ANNAPOLIS, MD—Last week, GlobeSt.com reported on Brookfield Asset Management‘s acquisition of Thayer Lodging Group, a locally based hotel investment company. The move was a shift from Toronto-based Brookfield’s typical investments in the “four core” real estate sectors. As for Thayer, it will continue to operate as usual, focusing on its investment management, asset management and property management businesses, but as a subsidiary of Brookfield.
Meanwhile, Thayer president Bruce Wiles will continue to run the operations and oversee employees. Leland C. Pillsbury and Fred V. Malek, Thayer’s co-founders and chairmen, will serve as co-chairmen & co-heads of Global Lodging of the new company and as senior advisors to Brookfield.
The deal came as a surprise to industry observers, since Thayer wasn’t on the market and Brookfield isn’t typically a player in the lodging sector. In a conversation with GlobeSt.com, Pillsbury explained that the firm’s management got to know Brookfield last year and “quickly came to understand the mutual benefit of a potential association. For Thayer, Brookfield provides a robust capital source for future deals. For Brookfield, we provide a portal to attractive real estate investment opportunities, a proven value-added operating partner, and a profitable operating platform in the hotel industry.”

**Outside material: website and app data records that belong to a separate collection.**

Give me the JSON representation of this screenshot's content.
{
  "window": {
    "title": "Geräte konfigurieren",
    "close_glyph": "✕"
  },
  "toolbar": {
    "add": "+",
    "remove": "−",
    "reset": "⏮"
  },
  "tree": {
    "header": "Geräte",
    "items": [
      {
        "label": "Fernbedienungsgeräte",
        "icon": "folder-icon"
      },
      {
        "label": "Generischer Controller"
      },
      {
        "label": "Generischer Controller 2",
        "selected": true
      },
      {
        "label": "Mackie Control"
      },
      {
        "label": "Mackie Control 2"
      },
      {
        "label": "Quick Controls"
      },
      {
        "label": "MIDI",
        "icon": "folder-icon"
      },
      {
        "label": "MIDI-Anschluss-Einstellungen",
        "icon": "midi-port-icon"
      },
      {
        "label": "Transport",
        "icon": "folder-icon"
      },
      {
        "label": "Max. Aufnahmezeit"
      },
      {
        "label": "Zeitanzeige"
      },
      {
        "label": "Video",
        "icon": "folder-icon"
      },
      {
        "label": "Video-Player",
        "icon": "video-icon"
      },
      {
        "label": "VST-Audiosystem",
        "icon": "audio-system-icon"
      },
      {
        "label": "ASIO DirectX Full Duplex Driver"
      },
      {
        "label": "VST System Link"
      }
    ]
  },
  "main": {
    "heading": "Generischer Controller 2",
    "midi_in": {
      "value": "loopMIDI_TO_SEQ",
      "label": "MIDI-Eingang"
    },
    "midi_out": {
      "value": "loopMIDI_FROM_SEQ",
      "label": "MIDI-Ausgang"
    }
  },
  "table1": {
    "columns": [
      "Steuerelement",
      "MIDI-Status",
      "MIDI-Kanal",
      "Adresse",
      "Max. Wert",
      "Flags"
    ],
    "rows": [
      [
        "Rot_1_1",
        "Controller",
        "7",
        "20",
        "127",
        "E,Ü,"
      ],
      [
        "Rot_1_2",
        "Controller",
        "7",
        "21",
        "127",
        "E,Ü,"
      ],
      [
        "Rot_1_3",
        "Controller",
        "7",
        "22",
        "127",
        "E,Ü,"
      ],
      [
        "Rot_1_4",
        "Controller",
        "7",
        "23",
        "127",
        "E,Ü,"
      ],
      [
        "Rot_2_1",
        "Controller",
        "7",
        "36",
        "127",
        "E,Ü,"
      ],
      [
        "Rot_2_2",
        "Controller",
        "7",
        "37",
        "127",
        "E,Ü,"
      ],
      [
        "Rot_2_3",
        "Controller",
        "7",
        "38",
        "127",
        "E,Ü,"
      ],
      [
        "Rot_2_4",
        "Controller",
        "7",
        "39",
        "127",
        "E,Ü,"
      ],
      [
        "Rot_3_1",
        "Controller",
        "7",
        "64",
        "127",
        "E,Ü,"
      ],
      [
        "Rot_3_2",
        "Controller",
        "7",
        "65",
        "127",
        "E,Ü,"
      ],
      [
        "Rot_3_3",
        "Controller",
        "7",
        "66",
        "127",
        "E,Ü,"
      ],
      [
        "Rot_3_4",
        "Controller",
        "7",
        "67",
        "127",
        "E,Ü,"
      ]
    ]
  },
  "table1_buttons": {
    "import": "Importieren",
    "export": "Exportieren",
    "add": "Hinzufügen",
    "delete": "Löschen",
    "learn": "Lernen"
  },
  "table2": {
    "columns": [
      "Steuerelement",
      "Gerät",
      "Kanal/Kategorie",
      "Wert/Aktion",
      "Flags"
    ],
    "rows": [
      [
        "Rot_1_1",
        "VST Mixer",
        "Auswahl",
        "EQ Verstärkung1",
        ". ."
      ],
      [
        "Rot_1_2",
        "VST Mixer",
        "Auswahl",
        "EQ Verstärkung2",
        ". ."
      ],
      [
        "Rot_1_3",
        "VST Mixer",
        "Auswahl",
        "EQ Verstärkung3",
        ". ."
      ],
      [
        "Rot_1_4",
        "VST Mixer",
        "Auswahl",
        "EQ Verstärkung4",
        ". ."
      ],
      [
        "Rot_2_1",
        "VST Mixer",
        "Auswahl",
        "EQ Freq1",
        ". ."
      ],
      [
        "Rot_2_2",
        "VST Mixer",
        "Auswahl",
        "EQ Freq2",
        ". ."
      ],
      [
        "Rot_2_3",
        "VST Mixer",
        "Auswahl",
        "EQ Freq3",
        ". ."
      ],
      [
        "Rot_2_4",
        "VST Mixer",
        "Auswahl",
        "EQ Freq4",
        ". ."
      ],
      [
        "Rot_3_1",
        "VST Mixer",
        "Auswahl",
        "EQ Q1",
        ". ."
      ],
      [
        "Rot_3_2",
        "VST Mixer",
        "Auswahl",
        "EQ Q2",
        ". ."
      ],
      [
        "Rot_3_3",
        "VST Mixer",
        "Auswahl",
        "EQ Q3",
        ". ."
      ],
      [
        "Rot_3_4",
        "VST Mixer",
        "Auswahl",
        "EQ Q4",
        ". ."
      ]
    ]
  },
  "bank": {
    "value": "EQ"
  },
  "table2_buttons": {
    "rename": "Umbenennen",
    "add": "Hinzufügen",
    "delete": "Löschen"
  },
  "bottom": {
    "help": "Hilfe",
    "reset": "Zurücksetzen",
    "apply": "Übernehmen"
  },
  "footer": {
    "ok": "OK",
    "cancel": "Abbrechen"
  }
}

At the time the acquisition was announced, Pillsbury called the deal “the capstone of a quarter-century of growth and a clear signal that the best days for investing in global hotel real estate are yet ahead.”
As for Brookfield’s interest in the lodging space, Pillsbury says it has to do with timing. “We believe the hotel space is in the ‘early innings’ of a long recovery, which will present outstanding growth and acquisition for years to come, and Brookfield is interested to participate actively,” he relates. He does, however, deferring specific reasons for Brookfield’s decision to the firm’s management. Brookfield did not respond to inquiries from GlobeSt.com.
Aside from having more capital behind it, Thayer doesn’t expect many changes. Some 20 Thayer employees will be taken into Brookfield’s fold. “At Thayer, we will continue to do what we have always done—acquire hotel real estate below replacement cost, and aggressively increase NOI by increasing market share, managing channels of distribution and controlling costs,” says Pillsbury.
The transaction gives Brookfield a hotel investment management business built on 25 years of success. Since forming its first private equity fund more than two decades ago, Thayer completed 43 hotel investments with a total acquisition cost of approximately $2.5 billion. Notably, Thayer formed a joint venture 10 years ago with Jin Jiang Group, China’s largest hotel and hospitality company, and in 2010 the duo acquired Interstate Hotels and Resorts. It was the largest third-party, independent hotel manager in the word, with some 27,000 employees, 400 hotels, annual sales of over $2.7 billion and $10 billion of assets under management in Europe, Asia and the US.
Going forward, Pillsbury is nothing but optimistic, not paying any heed to concerns some may have about overheating in the market. “We believe the prospects are very bright—for the company, the industry and the environment for acquiring distinctive properties around the world,” he says, promising, “You will be hearing a great deal from us.